      The study aimed to explore the metabolic changes of adipose tissue of hyperlipidemia rats with hawthorn ethanol extracts (HEE) consumption by a high-throughput metabolomics approach. HEE were mainly composed of chlorogenic acid, hyperoside, isoquercitrin, rutin, vitexin, quercetin, and apigenin by HPLC analysis. HEE administration significantly lowered levels of the total cholesterols, triglyceride and low-density lipoprotein cholesterol as compared to the high-fat diet model. Gas chromatography-mass spectrometry was used to identify adipose metabolite profiles. Numerous endogenous molecules were altered by high-fat diet and restored following intervention of HEE. Metabolites elevated in adipose, including l-threonine, aspartic acid, glutamine, mannose, inositol and oleic acid, were detected after HEE consumption.

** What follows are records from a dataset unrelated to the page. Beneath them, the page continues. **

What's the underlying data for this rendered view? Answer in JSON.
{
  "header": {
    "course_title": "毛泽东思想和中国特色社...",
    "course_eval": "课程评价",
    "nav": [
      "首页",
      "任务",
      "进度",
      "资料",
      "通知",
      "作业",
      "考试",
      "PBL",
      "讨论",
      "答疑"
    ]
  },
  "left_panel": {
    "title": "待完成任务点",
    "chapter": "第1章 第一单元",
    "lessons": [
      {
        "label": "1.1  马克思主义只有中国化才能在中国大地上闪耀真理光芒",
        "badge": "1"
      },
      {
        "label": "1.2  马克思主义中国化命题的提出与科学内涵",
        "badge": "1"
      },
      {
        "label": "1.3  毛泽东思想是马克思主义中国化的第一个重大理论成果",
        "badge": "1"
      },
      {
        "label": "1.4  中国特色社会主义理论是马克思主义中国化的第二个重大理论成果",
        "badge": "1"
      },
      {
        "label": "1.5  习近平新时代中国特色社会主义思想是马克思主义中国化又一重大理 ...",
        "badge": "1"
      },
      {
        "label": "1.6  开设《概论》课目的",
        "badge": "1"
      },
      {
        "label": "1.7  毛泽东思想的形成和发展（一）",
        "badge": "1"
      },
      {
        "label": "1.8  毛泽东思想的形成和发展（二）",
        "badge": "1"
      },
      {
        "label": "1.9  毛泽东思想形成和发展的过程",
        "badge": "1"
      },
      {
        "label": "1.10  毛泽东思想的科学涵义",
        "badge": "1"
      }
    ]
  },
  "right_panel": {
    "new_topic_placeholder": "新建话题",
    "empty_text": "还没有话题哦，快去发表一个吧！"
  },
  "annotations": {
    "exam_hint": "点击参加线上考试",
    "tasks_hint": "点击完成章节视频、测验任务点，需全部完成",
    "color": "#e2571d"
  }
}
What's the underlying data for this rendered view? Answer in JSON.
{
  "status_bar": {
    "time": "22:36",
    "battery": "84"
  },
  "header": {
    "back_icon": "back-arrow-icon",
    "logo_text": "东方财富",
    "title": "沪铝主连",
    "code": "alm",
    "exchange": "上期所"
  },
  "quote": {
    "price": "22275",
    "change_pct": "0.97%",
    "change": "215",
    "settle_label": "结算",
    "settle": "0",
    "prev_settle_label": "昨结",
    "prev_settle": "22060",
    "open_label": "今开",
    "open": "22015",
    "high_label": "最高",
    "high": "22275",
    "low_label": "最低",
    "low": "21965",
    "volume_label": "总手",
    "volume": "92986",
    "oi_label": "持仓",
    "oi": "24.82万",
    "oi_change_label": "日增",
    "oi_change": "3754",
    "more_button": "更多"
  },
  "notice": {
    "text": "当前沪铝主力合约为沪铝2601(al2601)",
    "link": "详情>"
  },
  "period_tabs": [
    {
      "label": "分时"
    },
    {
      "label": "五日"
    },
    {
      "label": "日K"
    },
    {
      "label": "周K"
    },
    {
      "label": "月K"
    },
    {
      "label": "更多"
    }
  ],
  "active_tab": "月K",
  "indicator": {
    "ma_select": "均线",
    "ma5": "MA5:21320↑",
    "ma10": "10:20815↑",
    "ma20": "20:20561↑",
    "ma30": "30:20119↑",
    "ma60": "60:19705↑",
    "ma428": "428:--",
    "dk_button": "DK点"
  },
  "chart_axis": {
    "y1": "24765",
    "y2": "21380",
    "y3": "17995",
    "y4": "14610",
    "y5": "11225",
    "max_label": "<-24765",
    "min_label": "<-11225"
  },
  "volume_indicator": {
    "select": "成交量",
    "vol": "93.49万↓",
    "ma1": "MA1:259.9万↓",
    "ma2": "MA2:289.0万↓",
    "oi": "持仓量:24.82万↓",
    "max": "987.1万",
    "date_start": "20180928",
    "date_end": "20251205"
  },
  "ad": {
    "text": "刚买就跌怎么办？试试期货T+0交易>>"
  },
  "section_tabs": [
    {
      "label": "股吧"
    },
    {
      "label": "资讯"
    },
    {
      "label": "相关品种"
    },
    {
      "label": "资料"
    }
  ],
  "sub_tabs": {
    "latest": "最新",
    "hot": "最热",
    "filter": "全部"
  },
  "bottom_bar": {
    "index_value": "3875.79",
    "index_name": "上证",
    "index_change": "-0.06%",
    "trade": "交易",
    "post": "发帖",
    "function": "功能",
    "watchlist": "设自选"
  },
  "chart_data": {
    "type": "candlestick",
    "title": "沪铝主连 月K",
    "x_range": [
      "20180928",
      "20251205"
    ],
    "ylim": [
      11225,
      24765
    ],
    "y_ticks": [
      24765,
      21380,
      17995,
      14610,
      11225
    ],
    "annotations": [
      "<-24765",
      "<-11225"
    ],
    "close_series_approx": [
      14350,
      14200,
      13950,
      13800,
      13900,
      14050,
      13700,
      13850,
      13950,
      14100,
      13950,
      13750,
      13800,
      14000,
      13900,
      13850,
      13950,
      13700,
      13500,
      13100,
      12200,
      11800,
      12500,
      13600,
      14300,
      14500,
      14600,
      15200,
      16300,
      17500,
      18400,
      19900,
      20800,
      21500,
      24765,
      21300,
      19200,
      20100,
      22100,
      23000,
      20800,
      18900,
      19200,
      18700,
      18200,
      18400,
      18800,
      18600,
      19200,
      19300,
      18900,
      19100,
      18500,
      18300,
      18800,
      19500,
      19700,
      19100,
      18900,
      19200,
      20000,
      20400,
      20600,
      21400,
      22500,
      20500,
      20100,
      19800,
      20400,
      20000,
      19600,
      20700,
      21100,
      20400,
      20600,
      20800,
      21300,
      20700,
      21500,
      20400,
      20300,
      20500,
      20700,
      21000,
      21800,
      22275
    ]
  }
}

Fifteen metabolites were identified as potential biomarkers of hyperlipidemia. Pathway analysis showed that most of the discriminant metabolites were included in fatty acid biosynthesis, galactose metabolism, biosynthesis of unsaturated fatty acids, arginine and proline metabolism, alanine, aspartate and glutamate metabolism, glycerolipid metabolism and steroid biosynthesis. These metabolites and metabolic networks we found offer new insights into exploring the molecular mechanisms of lipid-lowering of hawthorn ethanol extracts on adipose tissue of rats. PRACTICAL APPLICATION: There was a very high proportion of hyperlipidemia in China. Hawthorn is attracting increasing attention owing to their health benefits, low toxicity, effectiveness and might be suitable for long-term use.
    Keywords:  GC-MS; adipose tissue; hawthorn; metabolomics; untargeted metabolite profiling
    DOI:  https://doi.org/10.1111/1750-3841.14491
  6. Cell Metab. 2019 Apr 01. pii: S1550-4131(19)30133-0. [Epub ahead of print]
    Jung JW, Macalino SJY, Cui M, Kim JE, Kim HJ, Song DG, Nam SH, Kim S, Choi S, Lee JW.
      The mechanistic target of rapamycin complex (mTORC1) is a signaling hub on the lysosome surface, responding to lysosomal amino acids. Although arginine is metabolically important, the physiological arginine sensor that activates mTOR remains unclear. Here, we show that transmembrane 4 L six family member 5 (TM4SF5) translocates from plasma membrane to lysosome upon arginine sufficiency and senses arginine, culminating in mTORC1/S6K1 activation. TM4SF5 bound active mTOR upon arginine sufficiency and constitutively bound amino acid transporter SLC38A9. TM4SF5 binding to the cytosolic arginine sensor Castor1 decreased upon arginine sufficiency, thus allowing TM4SF5-mediated sensing of metabolic amino acids. TM4SF5 directly bound free L-arginine via its extracellular loop possibly for the efflux, being supported by mutant study and homology and molecular docking modeling. Therefore, we propose that lysosomal TM4SF5 senses and enables arginine efflux for mTORC1/S6K1 activation, and arginine-auxotroph in hepatocellular carcinoma may be targeted by blocking the arginine sensing using anti-TM4SF5 reagents.
    Keywords:  TM4SF5; amino acid transporter; arginine sensor; homology modeling; lysosome; mTOR; metabolism; molecular docking modeling; protein interaction; tetraspanin trafficking
    DOI:  https://doi.org/10.1016/j.cmet.2019.03.005